Although many people call it Okuno-in, its real name is Nyohodo. The statue of Buddha lies here. It is said to be the statue that the Buddhist priest, who built this temple, was carrying around in China. In the Hall of Grand Buddha on the left side of Nyohodo, a 5-meter-high, gold Amidanyorai – the Buddha of Immeasurable Life and Light – is placed. Many religious people of all sects of Buddhism visit here to appreciate it.
The founder of Risshakuji, Jikaku Taishi Ennin rests in the Kaizando. As a result, a wooden statue of the priest lies here. In fact, monks offer meals and burn incense for him every morning and evening even today. His remains are buried inside the gold coffin, located inside the cave just under the hall.
Unique view of autumn leaves in Tohoku
Yamadera is made of strange-looking rocks. Therefore, it is the only place where you can see rocks surrounded by beautiful autumn leaves. Because fall passes very quickly in Tohoku, you should come and see its beauty while you can.
Statue of Matsuo Basho
Travelled around many places in Japan while writing haiku, Japanese Haiku poet, Matsuo Basho, has written one haiku here in Yamadera. Halfway up to the 1,015 stairs, you will see the Basho’s haiku engraved on a stone next to his statue.
Yamadera’s specialty: Tama Konnyaku

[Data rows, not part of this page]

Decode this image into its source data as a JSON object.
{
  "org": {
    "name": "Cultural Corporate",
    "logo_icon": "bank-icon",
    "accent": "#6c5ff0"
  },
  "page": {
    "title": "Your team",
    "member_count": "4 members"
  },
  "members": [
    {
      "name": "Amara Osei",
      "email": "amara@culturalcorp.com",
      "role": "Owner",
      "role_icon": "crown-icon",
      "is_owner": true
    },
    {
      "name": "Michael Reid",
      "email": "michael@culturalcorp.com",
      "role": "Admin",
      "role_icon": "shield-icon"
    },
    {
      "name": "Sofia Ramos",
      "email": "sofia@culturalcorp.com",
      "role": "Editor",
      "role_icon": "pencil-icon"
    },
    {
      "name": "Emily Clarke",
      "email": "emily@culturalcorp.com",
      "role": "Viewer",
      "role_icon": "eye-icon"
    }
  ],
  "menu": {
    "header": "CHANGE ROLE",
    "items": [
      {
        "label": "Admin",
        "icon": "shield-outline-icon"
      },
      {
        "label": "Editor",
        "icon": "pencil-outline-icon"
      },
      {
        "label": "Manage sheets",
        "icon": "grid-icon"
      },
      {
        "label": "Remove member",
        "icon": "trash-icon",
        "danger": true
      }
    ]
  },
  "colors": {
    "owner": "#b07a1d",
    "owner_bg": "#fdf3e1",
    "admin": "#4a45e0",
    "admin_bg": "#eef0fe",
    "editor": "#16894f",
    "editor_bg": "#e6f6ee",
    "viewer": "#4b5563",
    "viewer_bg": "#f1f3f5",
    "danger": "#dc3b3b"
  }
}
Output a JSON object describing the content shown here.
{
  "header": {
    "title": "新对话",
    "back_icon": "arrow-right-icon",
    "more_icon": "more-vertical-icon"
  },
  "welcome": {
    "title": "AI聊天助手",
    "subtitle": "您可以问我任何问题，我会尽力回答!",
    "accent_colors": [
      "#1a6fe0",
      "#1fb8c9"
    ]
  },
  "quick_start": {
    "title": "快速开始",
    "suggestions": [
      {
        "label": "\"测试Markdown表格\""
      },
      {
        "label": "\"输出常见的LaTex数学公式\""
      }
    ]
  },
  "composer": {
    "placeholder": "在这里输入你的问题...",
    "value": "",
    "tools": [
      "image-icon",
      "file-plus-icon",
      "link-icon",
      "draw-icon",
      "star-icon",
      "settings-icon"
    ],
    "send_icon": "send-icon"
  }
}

You will see many tea rooms with the aroma of “Tama konnyaku” wafting on the way to the temple gate. “Tama konnyaku” became a specialty of this place, after the founder of this temple, Einnin Washo, brought konnyaku (paste made of konjac) from China as a medicine. Round-shaped konnyaku is cooked inside a soy-based soup. It is a perfect snack after climbing up all those stairs.